Nearly 30,000 Mac computers worldwide have been infected by a mysterious malware called Silver Sparrow, according to researchers at the Red Canary security company.
There is a common stereotype that Mac computers are largely immune to malware, which is not true.
And theExplained (Tony Lambert) Tony Lambert, analyst at Red Canary, says the malware does not display the behaviors expected from the usual adware that often targets macOS.
It is not clear what the target of the malware is, researchers said: Silver Sparrow includes a self-destruct mechanism that may remove any traces of it, and it appears that it was not used. It is unclear what would trigger this functionality.
Notably, Silver Sparrow contains code that originally runs via Apple’s M1 chip, which was released in November, making it the second known malware to do so.

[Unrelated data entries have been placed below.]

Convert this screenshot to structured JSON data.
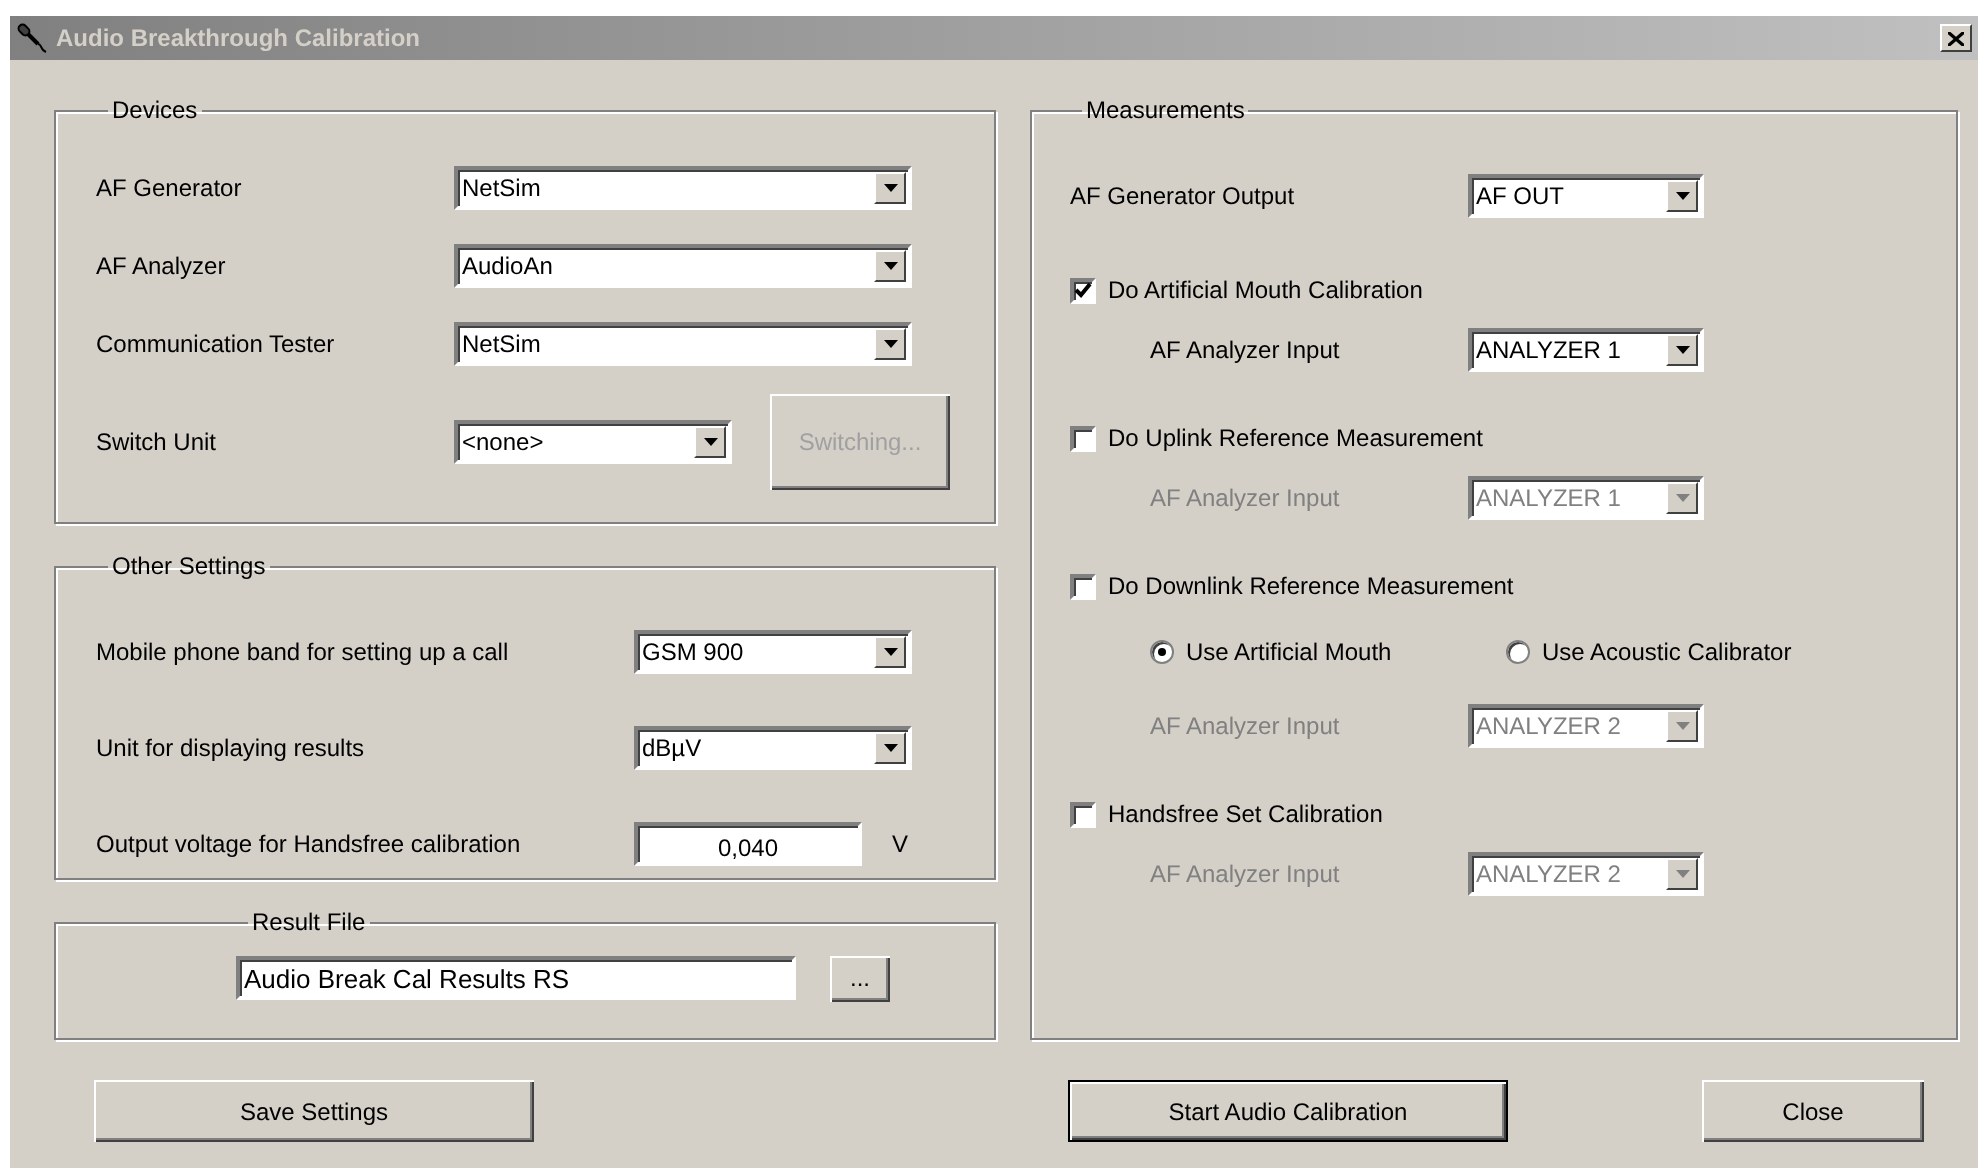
{
  "window": {
    "title": "Audio Breakthrough Calibration"
  },
  "devices": {
    "title": "Devices",
    "rows": [
      {
        "label": "AF Generator",
        "value": "NetSim"
      },
      {
        "label": "AF Analyzer",
        "value": "AudioAn"
      },
      {
        "label": "Communication Tester",
        "value": "NetSim"
      },
      {
        "label": "Switch Unit",
        "value": "<none>",
        "button": {
          "label": "Switching...",
          "disabled": true
        }
      }
    ]
  },
  "other_settings": {
    "title": "Other Settings",
    "rows": [
      {
        "kind": "dropdown",
        "label": "Mobile phone band for setting up a call",
        "value": "GSM 900"
      },
      {
        "kind": "dropdown",
        "label": "Unit for displaying results",
        "value": "dBµV"
      },
      {
        "kind": "number",
        "label": "Output voltage for Handsfree calibration",
        "value": "0,040",
        "unit": "V"
      }
    ]
  },
  "result_file": {
    "title": "Result File",
    "value": "Audio Break Cal Results RS",
    "browse": "..."
  },
  "measurements": {
    "title": "Measurements",
    "generator_output": {
      "label": "AF Generator Output",
      "value": "AF OUT"
    },
    "sections": [
      {
        "label": "Do Artificial Mouth Calibration",
        "checked": true,
        "input": {
          "label": "AF Analyzer Input",
          "value": "ANALYZER 1",
          "disabled": false
        }
      },
      {
        "label": "Do Uplink Reference Measurement",
        "checked": false,
        "input": {
          "label": "AF Analyzer Input",
          "value": "ANALYZER 1",
          "disabled": true
        }
      },
      {
        "label": "Do Downlink Reference Measurement",
        "checked": false,
        "radios": [
          {
            "label": "Use Artificial Mouth",
            "selected": true
          },
          {
            "label": "Use Acoustic Calibrator",
            "selected": false
          }
        ],
        "input": {
          "label": "AF Analyzer Input",
          "value": "ANALYZER 2",
          "disabled": true
        }
      },
      {
        "label": "Handsfree Set Calibration",
        "checked": false,
        "input": {
          "label": "AF Analyzer Input",
          "value": "ANALYZER 2",
          "disabled": true
        }
      }
    ]
  },
  "buttons": [
    {
      "label": "Save Settings",
      "default": false
    },
    {
      "label": "Start Audio Calibration",
      "default": true
    },
    {
      "label": "Close",
      "default": false
    }
  ]
}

The researchers write: Although we haven’t noticed Silver Sparrow offering additional harmful parts yet, its compatibility with the M1 chip, global reach, relatively high infection rate, and operational maturity indicates Silver Sparrow is a serious threat.

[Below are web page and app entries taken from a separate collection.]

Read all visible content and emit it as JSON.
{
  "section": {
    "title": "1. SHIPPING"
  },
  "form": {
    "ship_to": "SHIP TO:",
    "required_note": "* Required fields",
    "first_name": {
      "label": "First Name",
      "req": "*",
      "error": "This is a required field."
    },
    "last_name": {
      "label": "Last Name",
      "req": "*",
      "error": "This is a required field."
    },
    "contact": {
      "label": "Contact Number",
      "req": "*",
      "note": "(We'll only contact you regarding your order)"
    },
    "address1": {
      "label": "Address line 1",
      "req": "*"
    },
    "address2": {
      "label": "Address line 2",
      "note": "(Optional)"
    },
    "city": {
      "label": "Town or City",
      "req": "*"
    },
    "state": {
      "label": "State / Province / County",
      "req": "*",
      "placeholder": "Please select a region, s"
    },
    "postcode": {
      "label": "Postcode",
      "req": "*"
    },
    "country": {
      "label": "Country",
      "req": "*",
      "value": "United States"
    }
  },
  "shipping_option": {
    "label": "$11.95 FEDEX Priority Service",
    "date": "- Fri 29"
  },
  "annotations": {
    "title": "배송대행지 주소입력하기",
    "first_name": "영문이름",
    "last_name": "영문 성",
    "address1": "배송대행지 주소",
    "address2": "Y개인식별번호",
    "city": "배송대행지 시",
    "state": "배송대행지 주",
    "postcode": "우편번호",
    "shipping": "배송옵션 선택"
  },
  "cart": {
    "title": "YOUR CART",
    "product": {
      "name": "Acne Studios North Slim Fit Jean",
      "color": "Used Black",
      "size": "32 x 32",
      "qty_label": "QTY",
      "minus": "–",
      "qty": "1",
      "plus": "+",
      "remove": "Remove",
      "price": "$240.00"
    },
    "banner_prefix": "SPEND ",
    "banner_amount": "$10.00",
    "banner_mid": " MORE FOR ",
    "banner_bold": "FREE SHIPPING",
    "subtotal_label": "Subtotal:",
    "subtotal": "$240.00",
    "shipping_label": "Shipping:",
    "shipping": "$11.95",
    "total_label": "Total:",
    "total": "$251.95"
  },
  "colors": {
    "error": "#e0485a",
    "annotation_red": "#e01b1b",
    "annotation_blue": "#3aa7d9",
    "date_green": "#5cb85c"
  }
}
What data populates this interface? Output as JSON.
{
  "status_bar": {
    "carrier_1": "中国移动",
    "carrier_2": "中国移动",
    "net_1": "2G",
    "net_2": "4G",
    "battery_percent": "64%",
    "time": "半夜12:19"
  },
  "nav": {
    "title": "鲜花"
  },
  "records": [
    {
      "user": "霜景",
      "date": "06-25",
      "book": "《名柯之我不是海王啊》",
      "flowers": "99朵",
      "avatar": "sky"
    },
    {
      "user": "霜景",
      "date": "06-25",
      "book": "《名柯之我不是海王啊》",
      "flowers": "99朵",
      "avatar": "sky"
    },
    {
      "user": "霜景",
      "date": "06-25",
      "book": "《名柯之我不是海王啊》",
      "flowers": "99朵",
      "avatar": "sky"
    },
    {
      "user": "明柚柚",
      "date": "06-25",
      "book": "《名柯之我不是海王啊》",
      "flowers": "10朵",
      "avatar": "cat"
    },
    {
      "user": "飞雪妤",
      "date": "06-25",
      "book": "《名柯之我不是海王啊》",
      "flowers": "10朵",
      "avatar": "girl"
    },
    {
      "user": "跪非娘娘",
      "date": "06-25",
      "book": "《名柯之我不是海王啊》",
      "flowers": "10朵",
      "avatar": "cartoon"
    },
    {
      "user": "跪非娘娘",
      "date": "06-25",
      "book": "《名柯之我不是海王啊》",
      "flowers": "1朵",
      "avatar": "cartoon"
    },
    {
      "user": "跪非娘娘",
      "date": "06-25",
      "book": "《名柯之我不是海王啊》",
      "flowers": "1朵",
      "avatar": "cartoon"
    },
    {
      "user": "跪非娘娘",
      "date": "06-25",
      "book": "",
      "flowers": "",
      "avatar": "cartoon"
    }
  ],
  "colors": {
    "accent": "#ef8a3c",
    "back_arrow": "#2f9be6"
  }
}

Silver Sparrow has infected Macs in 153 countries as of February 17, with higher concentrations reported in the United States, the United Kingdom, Canada, France and Germany, according to data from the website Malwarebytes, which prevents ransomware attacks.
The Red Canary post goes into more detail, including how they discovered multiple versions that target Intel chips as well, in addition to the M1 chip, which is strange given that the devices running this chip are still very recent.

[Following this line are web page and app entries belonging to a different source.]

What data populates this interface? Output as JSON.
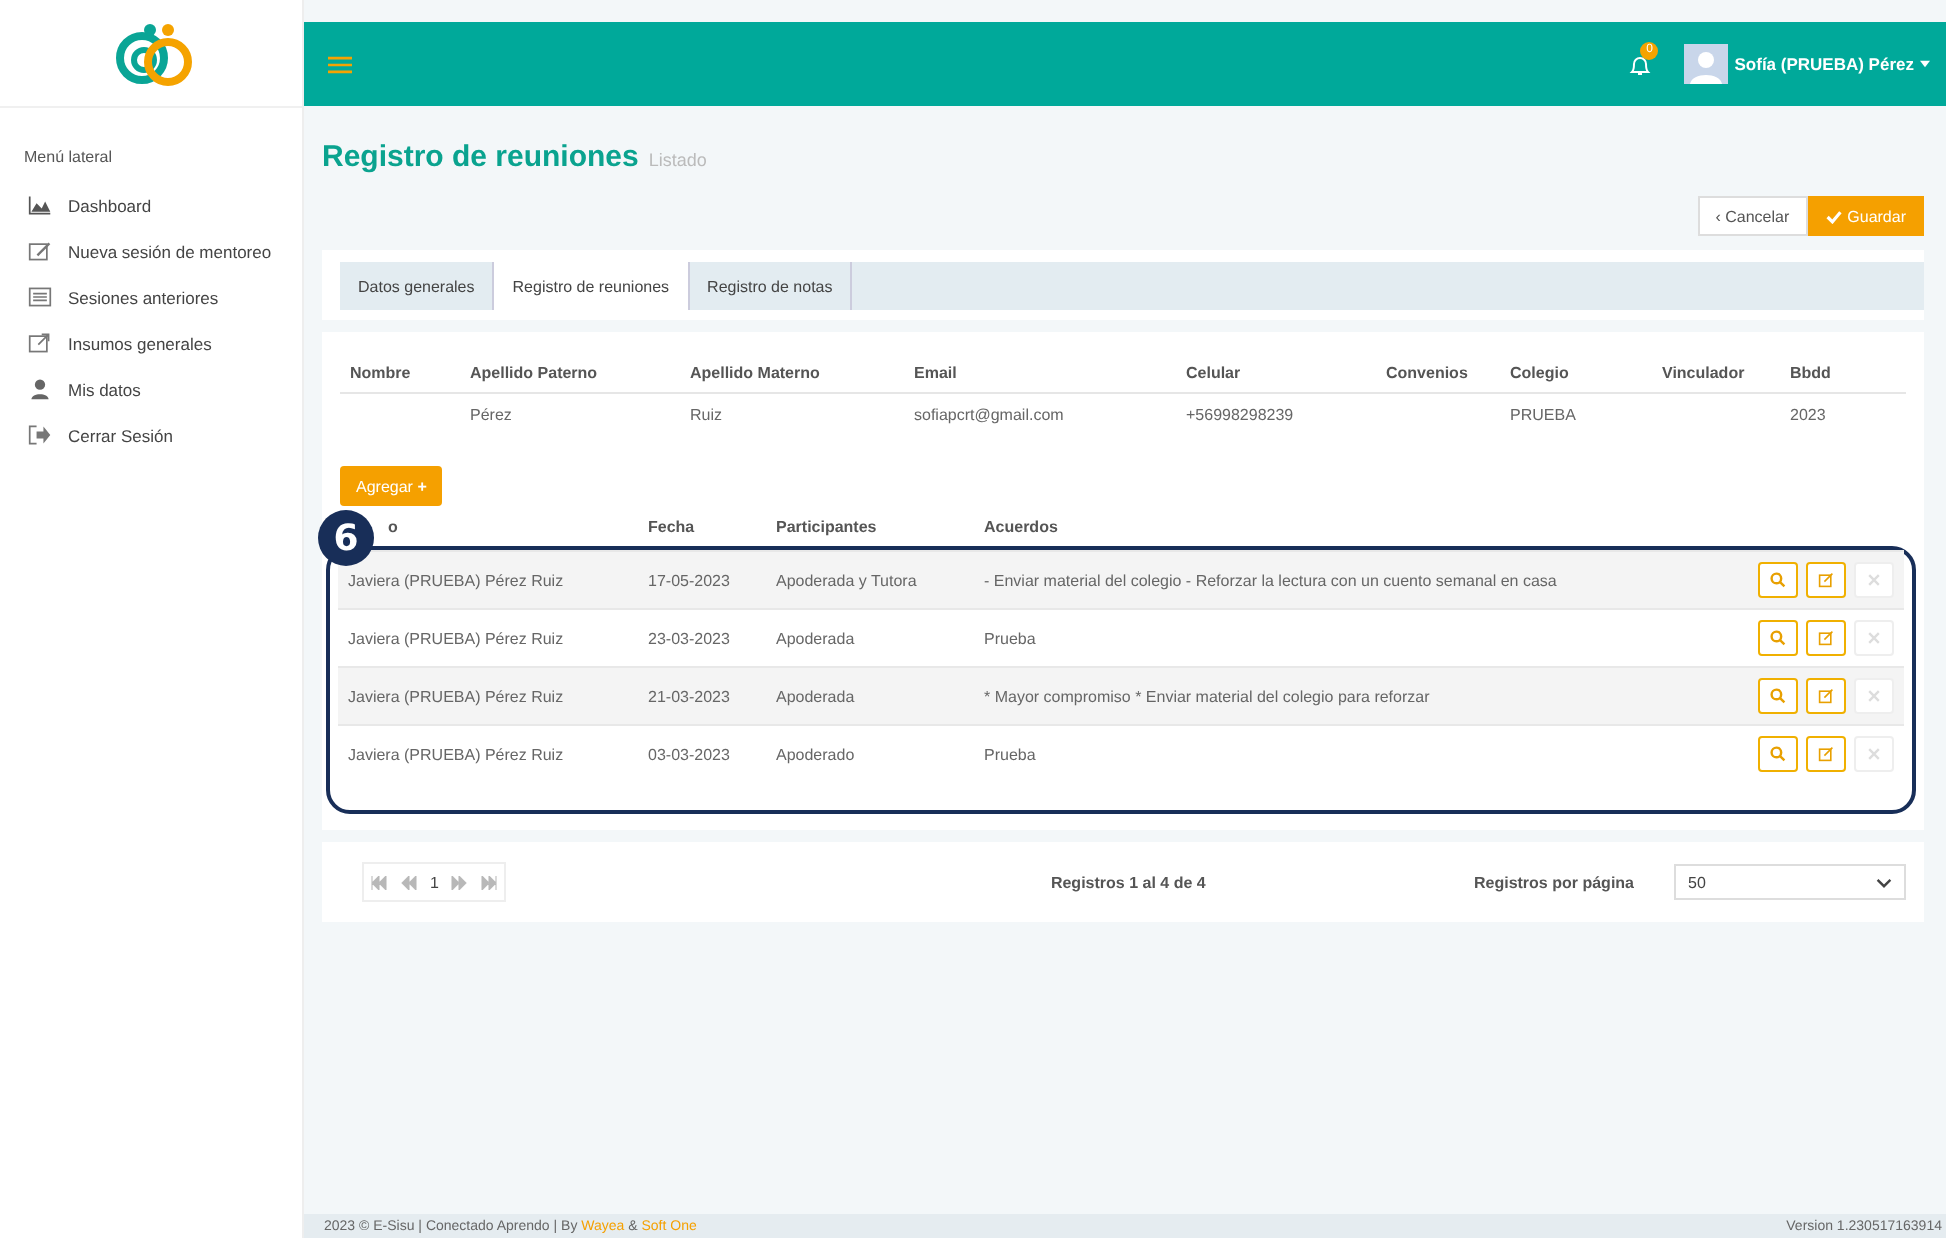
{
  "sidebar": {
    "heading": "Menú lateral",
    "items": [
      {
        "label": "Dashboard",
        "kind": "chart"
      },
      {
        "label": "Nueva sesión de mentoreo",
        "kind": "edit"
      },
      {
        "label": "Sesiones anteriores",
        "kind": "list"
      },
      {
        "label": "Insumos generales",
        "kind": "external"
      },
      {
        "label": "Mis datos",
        "kind": "user"
      },
      {
        "label": "Cerrar Sesión",
        "kind": "logout"
      }
    ]
  },
  "topbar": {
    "notification_count": "0",
    "user_name": "Sofía (PRUEBA) Pérez"
  },
  "page": {
    "title": "Registro de reuniones",
    "subtitle": "Listado"
  },
  "actions": {
    "cancel_icon": "‹",
    "cancel": "Cancelar",
    "save": "Guardar"
  },
  "tabs": [
    {
      "label": "Datos generales",
      "selected": false
    },
    {
      "label": "Registro de reuniones",
      "selected": true
    },
    {
      "label": "Registro de notas",
      "selected": false
    }
  ],
  "student": {
    "columns": [
      "Nombre",
      "Apellido Paterno",
      "Apellido Materno",
      "Email",
      "Celular",
      "Convenios",
      "Colegio",
      "Vinculador",
      "Bbdd"
    ],
    "row": {
      "column_2": "Pérez",
      "column_3": "Ruiz",
      "column_4": "sofiapcrt@gmail.com",
      "column_5": "+56998298239",
      "column_7": "PRUEBA",
      "column_9": "2023"
    }
  },
  "add_button": "Agregar",
  "add_icon": "+",
  "annotation": {
    "number": "6"
  },
  "meetings": {
    "columns": [
      "o",
      "Fecha",
      "Participantes",
      "Acuerdos"
    ],
    "rows": [
      {
        "cells": [
          "Javiera (PRUEBA) Pérez Ruiz",
          "17-05-2023",
          "Apoderada y Tutora",
          "- Enviar material del colegio - Reforzar la lectura con un cuento semanal en casa"
        ],
        "delete_disabled": true
      },
      {
        "cells": [
          "Javiera (PRUEBA) Pérez Ruiz",
          "23-03-2023",
          "Apoderada",
          "Prueba"
        ],
        "delete_disabled": true
      },
      {
        "cells": [
          "Javiera (PRUEBA) Pérez Ruiz",
          "21-03-2023",
          "Apoderada",
          "* Mayor compromiso * Enviar material del colegio para reforzar"
        ],
        "delete_disabled": true
      },
      {
        "cells": [
          "Javiera (PRUEBA) Pérez Ruiz",
          "03-03-2023",
          "Apoderado",
          "Prueba"
        ],
        "delete_disabled": true
      }
    ]
  },
  "pagination": {
    "page": "1",
    "summary": "Registros 1 al 4 de 4",
    "per_page_label": "Registros por página",
    "per_page": "50",
    "nav_disabled": true
  },
  "footer": {
    "text": "2023 © E-Sisu | Conectado Aprendo | By",
    "link_1": "Wayea",
    "separator": "&",
    "link_2": "Soft One",
    "version": "Version 1.230517163914"
  }
}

And security researcher Patrick Wardle earlier this month published a story about the first malware targeting new Apple chips.
The researchers warn that Apple’s switch from Intel to its own could make it easier for hackers to introduce malware.